And most of the human race will eat a meal a couple hours or so before going to sleep and people on average should only be sleeping around 8 hours every night. Do the math and this will obviously leave some amount of glycogen in your body when you train 10-12 hours or whatever after eating your meal last night.
All the old school fat burning “experts” will argue that when you train your body will have just enough glycogen to burn some fat but also low enough levels that to compensate for it your body will burn more fat that normal.
Then they also suggest dong slow-steady cardio for 60-90 minutes so your body burns more fat as a percentage. While this statement is TRUE, it’s also a trick. Your body does burn more fat as a percentage from doing slow-steady state cardio but it doesn’t burn anywhere NEAR as much as doing High Intensity Interval Training (HIIT).
And when you do cardio in a fasted state you’re in no shape to have a real deal HIIT workout session because those bad boys are intense!
So when it’s all said and done you can tell yourself that I told you that I DON’T RECOMMEND doing cardio on an empty stomach. You willundoubtedly get some results from doing it for a long time but there are so many studies out there who have totally debunked slow steady state cardio as the best method of fat loss.
If you’re desperate for something to eat in the morning try a meal replacement or a protein shake, check out my Prograde review too.
Instead do the High Intensity Interval Training and make sure that you’ve had a smaller meal 1-2 hours before your workout. Make sure that you’re well hydrated and this will be enough to ensure that you have the best fat burning cardio workout possible. Also be sure to take in a meal with protein and carbohydrates after you finish your intense workout to start the recovery process.
If you have NO IDEA how to do a HIIT workout then be sure to check out my high intensity interval training treadmill video. If you’re like me then I would also recommend going out in the great outdoors and doing your HIIT workouts. All you need to do is go for run with sprints, or you could do do some sprints going uphill, or you could even get your bike and go fast!

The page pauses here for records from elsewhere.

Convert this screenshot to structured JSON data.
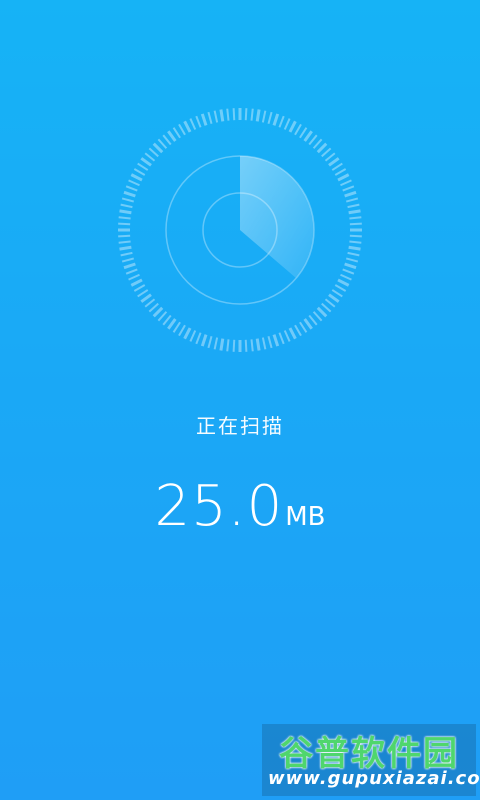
{
  "scan": {
    "status_label": "正在扫描",
    "size_value": "25.0",
    "size_unit": "MB"
  },
  "watermark": {
    "name_cn": "谷普软件园",
    "url": "www.gupuxiazai.com"
  },
  "radar": {
    "icon": "radar-scan-icon"
  },
  "colors": {
    "background_top": "#16b3f6",
    "background_bottom": "#1f9ef6",
    "watermark_green": "#4fd66d"
  }
}
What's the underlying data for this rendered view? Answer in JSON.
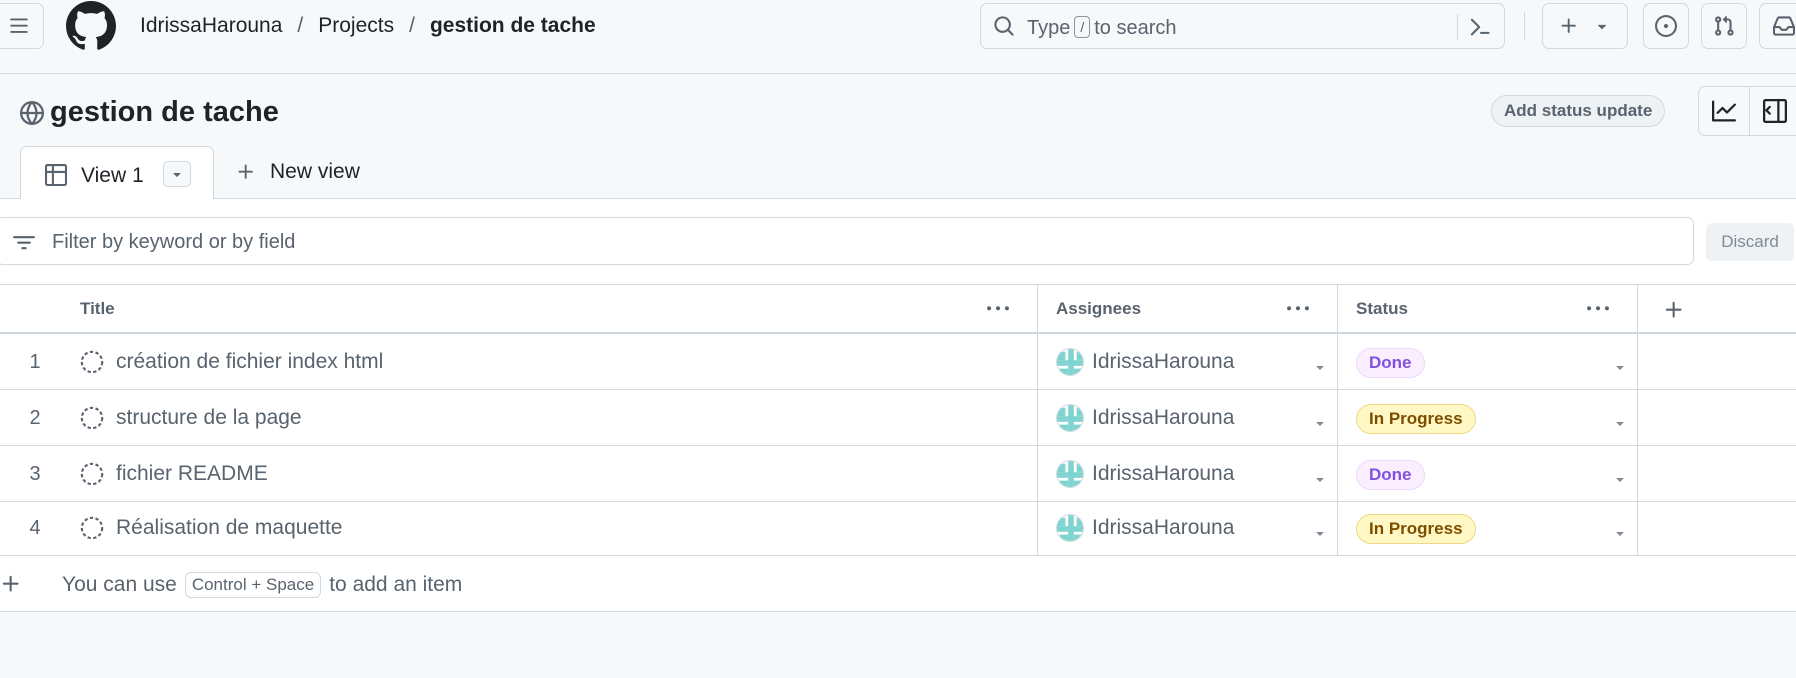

I’d also recommend getting this handy little tool called the Gymboss Interval Timer, it’s super easy to use and I use it for all of my HIIT workouts.
Josh holds a Bachelor’s degree in Exercise Physiology and Nutrition Science. He’s a Certified Strength and Conditioning Specialist (CSCS) by the National Strength and Conditioning Association and he’s a Certified Personal Trainer (CPT) by American Council on Exercise. He’s worked as a Strength and Conditioning Coach at the high school and college levels. He has over 15 years of experience as a personal trainer and nutrition coach. He is also the author of The Flat Belly Formula. He strives to bring inspiration and results for people to live healthier lives through smart diet and exercise.